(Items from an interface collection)
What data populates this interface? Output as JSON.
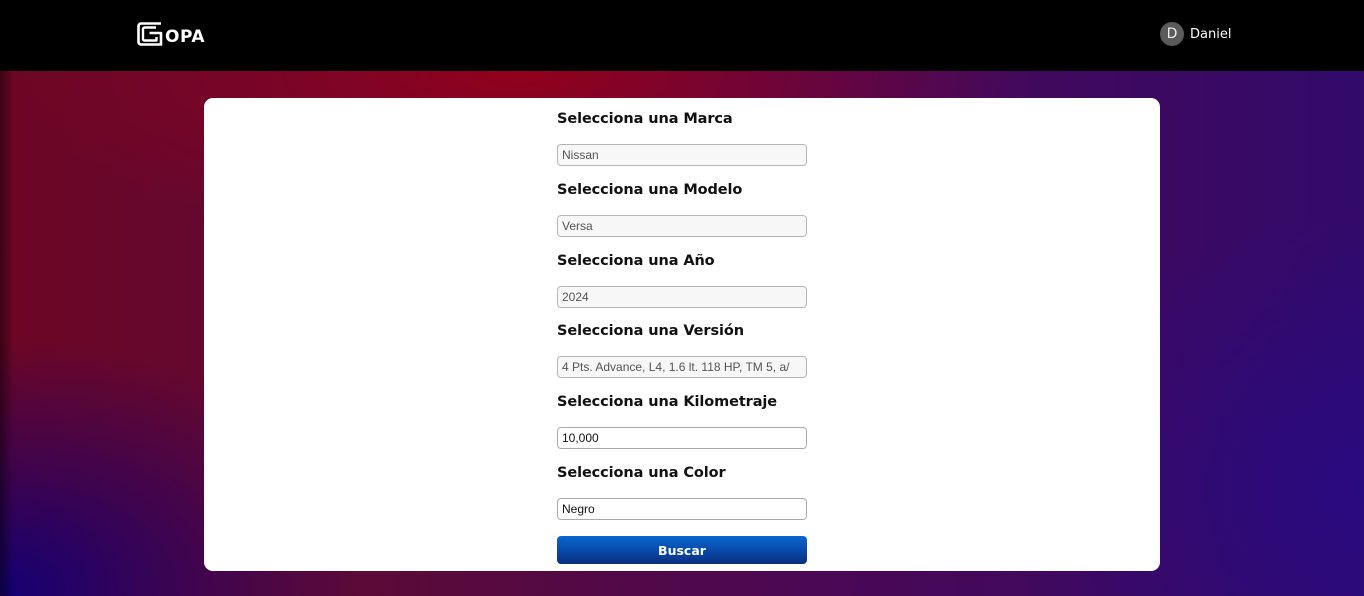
{
  "header": {
    "logo_text": "OPA",
    "user": {
      "avatar_initial": "D",
      "name": "Daniel"
    }
  },
  "form": {
    "fields": [
      {
        "label": "Selecciona una Marca",
        "value": "Nissan",
        "active": false
      },
      {
        "label": "Selecciona una Modelo",
        "value": "Versa",
        "active": false
      },
      {
        "label": "Selecciona una Año",
        "value": "2024",
        "active": false
      },
      {
        "label": "Selecciona una Versión",
        "value": "4 Pts. Advance, L4, 1.6 lt. 118 HP, TM 5, a/",
        "active": false
      },
      {
        "label": "Selecciona una Kilometraje",
        "value": "10,000",
        "active": true
      },
      {
        "label": "Selecciona una Color",
        "value": "Negro",
        "active": true
      }
    ],
    "submit_label": "Buscar"
  },
  "colors": {
    "header_bg": "#000000",
    "button_blue": "#0848a6",
    "background_red": "#960019",
    "background_blue": "#0f0078"
  }
}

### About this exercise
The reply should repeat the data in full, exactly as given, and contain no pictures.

### Your solution
What data populates this interface? Output as JSON.
{
  "header": {
    "logo_text": "OPA",
    "user": {
      "avatar_initial": "D",
      "name": "Daniel"
    }
  },
  "form": {
    "fields": [
      {
        "label": "Selecciona una Marca",
        "value": "Nissan",
        "active": false
      },
      {
        "label": "Selecciona una Modelo",
        "value": "Versa",
        "active": false
      },
      {
        "label": "Selecciona una Año",
        "value": "2024",
        "active": false
      },
      {
        "label": "Selecciona una Versión",
        "value": "4 Pts. Advance, L4, 1.6 lt. 118 HP, TM 5, a/",
        "active": false
      },
      {
        "label": "Selecciona una Kilometraje",
        "value": "10,000",
        "active": true
      },
      {
        "label": "Selecciona una Color",
        "value": "Negro",
        "active": true
      }
    ],
    "submit_label": "Buscar"
  },
  "colors": {
    "header_bg": "#000000",
    "button_blue": "#0848a6",
    "background_red": "#960019",
    "background_blue": "#0f0078"
  }
}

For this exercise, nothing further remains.